22) Kumāri (कुमारि):—[from kumāra] (shortened for rī q.v.; cf. [Pāṇini 6-3, 63]).
23) Kumārī (कुमारी):—[from kumāra] b f. of ra q.v.
24) [v.s. ...] mfn. desirous of a daughter, [Pāṇini 1-4, 3; Patañjali]
Sanskrit, also spelled संस्कृतम् (saṃskṛtam), is an ancient language of India commonly seen as the grandmother of the Indo-European language family (even English!). Closely allied with Prakrit and Pali, Sanskrit is more exhaustive in both grammar and terms and has the most extensive collection of literature in the world, greatly surpassing its sister-languages Greek and Latin.
Hindi dictionarySource: DDSA: A practical Hindi-English dictionary
Kumārī (कुमारी):—(a) virgin, maiden; unmarried; (nf) a virgin/maiden; cape; —[kanyā] a virgin girl.
See also (Relevant definitions)
Starts with (+26): Kumari-sahasa, Kumaribhaga, Kumaribhava, Kumaribhuta Vagga, Kumarida, Kumaridaksha, Kumaridara, Kumaridatta, Kumaridvipa, Kumarihridaya, Kumarika, Kumarikakhanda, Kumarikakshetra, Kumarikalpa, Kumarikapujana, Kumarikapura, Kumarikaputra, Kumarikasava, Kumarikashvashura, Kumarikavacollasa.
Ends with (+2): Adikumari, Alamkumari, Atirajakumari, Dikkumari, Dutthakumari, Ghritakumari, Grihakumari, Kanyakumari, Karnakumari, Kulakumari, Matamgakumari, Matangakumari, Nagakumari, Natyakumari, Rajakumari, Shakrakumari, Shaktikumari, Sukumari, Thulakumari, Thullakumari.
Full-text (+96): Ghritakumari, Kumarika, Kumaritama, Kanyakumari, Alamkumari, Kumaripuja, Kumara, Kumariputra, Karnakumari, Kumarishvashura, Grihakanya, Grihakumari, Sukumari, Kumaripura, Kaumarika, Nagakumari, Kumaritara, Kumaridatta, Kumarida, Rajakumari.
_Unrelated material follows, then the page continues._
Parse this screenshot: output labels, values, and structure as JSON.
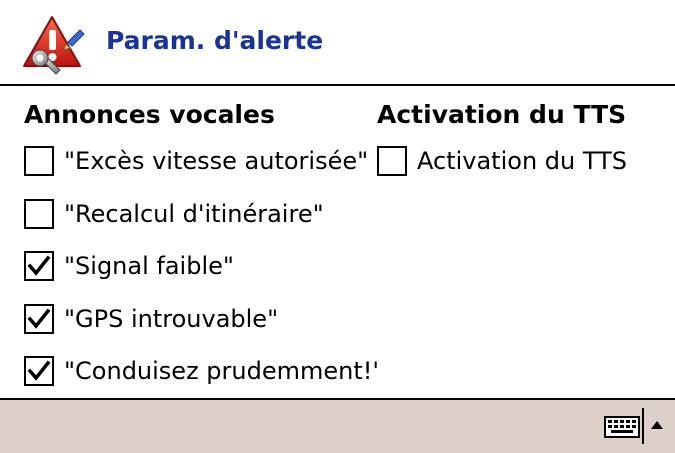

Search found 39 books and stories containing Kumari, Kumārī, Kumāri, Kumarī; (plurals include: Kumaris, Kumārīs, Kumāris, Kumarīs). You can also click to the full overview containing English textual excerpts. Below are direct links for the most relevant articles:
Brihad Bhagavatamrita (commentary) (by Śrī Śrīmad Bhaktivedānta Nārāyana Gosvāmī Mahārāja)
The Devi Bhagavata Purana (by Swami Vijñanananda)
The Vishnu Purana (by Horace Hayman Wilson)
Chapter III - Description of Bharata-varsha < [Book II]
Topographical Lists from the Mahābhārata < [Book II]
List of Mahabharata people and places (by Laxman Burdak)
The Brahma Purana (by G. P. Bhatt)
Middle Chola Temples (by S. R. Balasubrahmanyam)